Beyond the animal motif
Recently Shoelace productions showcased their latest production - Animal Song with three short musical plays - Kutte, Majh and Donkey. Each of these plays has a subtle message which stuns us but the musical mixing is an innovatively intriguing ploy used by writer-director Deepak Dhamija in each of them.
Kutte and Majh, which I have seen before were performed well but the most awaited part of the evening focused on the unveiling of Dhamija's latest - Donkey. Harpreet enthrals the audience with his composition in Kutte juxtaposed with Vanjay Joshi's soliloquies. Majh which is interspersed with live music and performances by Maheep Singh and Nitin Sukhija stands out. Donkey meanwhile has multiple narratives with alternating tracks during the course of action in the stories delivered by two musicians - Harpreet and Vipin - sitting at corners of the stage. Kuljeet Singh's performance is commendable, as he recounts the pristine days of living in an undivided India, just before the tragedy of partition struck.

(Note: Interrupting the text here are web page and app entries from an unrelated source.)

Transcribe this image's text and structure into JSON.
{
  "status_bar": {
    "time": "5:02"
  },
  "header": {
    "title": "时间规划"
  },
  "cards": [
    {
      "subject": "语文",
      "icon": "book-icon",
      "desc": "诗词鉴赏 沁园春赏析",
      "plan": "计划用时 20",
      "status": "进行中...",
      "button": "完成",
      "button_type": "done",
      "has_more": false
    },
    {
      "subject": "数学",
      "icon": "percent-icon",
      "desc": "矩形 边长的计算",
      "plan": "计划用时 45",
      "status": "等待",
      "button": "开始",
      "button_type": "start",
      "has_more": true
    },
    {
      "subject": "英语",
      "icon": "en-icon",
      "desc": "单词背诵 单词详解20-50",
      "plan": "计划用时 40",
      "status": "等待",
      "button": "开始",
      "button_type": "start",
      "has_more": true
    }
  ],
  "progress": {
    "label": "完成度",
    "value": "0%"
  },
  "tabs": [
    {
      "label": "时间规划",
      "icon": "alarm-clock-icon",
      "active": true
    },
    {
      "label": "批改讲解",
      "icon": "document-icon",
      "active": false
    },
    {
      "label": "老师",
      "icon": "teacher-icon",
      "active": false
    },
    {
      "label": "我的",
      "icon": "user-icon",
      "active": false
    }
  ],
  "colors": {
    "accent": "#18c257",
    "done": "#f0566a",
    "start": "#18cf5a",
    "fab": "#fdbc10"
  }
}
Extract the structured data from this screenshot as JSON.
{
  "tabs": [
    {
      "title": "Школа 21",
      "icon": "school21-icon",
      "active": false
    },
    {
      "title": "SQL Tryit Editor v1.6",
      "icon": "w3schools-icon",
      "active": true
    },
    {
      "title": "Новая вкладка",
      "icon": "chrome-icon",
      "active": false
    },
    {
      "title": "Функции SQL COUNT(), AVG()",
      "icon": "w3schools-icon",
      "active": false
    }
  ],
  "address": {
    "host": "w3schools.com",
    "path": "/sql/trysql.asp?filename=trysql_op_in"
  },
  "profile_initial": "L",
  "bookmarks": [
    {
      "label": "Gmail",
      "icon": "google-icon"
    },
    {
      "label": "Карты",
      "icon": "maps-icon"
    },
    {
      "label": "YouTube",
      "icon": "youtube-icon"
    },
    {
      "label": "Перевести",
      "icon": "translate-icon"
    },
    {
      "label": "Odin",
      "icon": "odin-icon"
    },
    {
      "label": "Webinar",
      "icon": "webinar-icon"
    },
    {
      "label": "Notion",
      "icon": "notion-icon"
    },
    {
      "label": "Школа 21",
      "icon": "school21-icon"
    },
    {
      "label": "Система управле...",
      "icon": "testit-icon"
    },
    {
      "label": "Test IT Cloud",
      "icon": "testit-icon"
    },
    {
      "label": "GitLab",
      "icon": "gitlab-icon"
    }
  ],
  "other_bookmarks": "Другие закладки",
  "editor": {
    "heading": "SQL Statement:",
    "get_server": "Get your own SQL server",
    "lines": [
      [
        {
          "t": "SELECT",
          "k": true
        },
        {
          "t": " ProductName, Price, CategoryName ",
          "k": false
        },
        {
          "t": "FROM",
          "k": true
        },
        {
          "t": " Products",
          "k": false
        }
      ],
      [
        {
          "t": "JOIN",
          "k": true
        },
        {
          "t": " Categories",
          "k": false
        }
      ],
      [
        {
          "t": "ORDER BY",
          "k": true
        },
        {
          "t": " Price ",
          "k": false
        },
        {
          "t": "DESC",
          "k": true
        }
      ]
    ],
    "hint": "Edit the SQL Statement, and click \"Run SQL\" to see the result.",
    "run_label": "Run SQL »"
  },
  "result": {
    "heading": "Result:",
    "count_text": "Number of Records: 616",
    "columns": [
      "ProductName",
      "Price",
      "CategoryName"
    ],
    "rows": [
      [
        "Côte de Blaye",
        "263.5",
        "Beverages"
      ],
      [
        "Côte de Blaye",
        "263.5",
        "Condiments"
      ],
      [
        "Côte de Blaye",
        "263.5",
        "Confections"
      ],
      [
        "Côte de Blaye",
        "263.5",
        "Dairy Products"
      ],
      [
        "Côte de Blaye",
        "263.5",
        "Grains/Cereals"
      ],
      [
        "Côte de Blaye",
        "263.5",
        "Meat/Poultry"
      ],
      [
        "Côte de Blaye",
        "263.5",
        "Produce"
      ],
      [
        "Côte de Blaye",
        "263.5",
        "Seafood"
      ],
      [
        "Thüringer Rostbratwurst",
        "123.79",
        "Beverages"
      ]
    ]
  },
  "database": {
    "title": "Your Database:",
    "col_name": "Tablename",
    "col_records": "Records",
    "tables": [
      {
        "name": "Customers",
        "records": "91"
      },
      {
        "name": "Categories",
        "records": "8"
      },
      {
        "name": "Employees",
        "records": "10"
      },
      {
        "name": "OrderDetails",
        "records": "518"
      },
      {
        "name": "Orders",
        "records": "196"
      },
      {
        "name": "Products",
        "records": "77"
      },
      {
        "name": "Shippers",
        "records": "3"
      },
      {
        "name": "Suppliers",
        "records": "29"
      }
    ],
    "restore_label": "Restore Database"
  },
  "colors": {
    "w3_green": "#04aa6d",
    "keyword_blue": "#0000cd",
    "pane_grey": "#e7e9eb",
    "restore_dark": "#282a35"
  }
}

The most interesting part of Donkey comes out in the innocent conversations between two children who are discussing religion. Both throw in their minimal knowledge of their respective religions - Hinduism and Islam. A playful banter often leads to fights with compellingly diverse views one each of their religion, but unlike adults these children forget the word war and start playing again. Even though religion is a very sensitive issue while being discussed, Dhamija has been able to encapsulate the sentiment beautifully through the eyes of these two kids. Harpreet's powerful voice is simply a treat, but personally the Punjabi song in Kutte is way better than the English composition in Donkey. Vipin Heero's soothing voice adds to the plot in both Majh and Donkey.
Dhamija uses animal motifs- Kutte (dogs), Majh (buffalo) and Donkey- through the course of each of these stories intricately mixing it with live music tracks. In Kutte, you have an old woman who narrates her life's tale with dogs being a intrinsic part of it. How they have witnessed her life change over the years, how they have remained with her during the time of loss. All might lost but the barking dogs remain with her. Majh has a powerful plot, with Maheep and Nitin essaying key roles. But the Majh is a strong motif here, as Nitin discusses about revolution and the fight for a free state of Khalistan, Maheep's character timidly and lovingly describes his pet - a buffalo - and his experiences with her.
Donkey stands out amongst all three. It is literally like the grand finale to the Animal Song. Harpreet voices an English song the breakup between two young lovers and how the boy asks his girlfriend to return his gift - a donkey - back to him. Meanwhile Vipin's song in Hindi is based on the third story in Donkey about a madman who wants to go and live on Jupiter. The performance of the two children in this story - Om and Jagdish - is amazing. Their theatrical timing is perfect and the emotions displayed are real and relatable. As mentioned before Kuljeet's powerful delivery of his alternating soliloquies takes Donkey to a higher level. The Animal Song in Hindi, Punjabi and English was a complete treat to watch!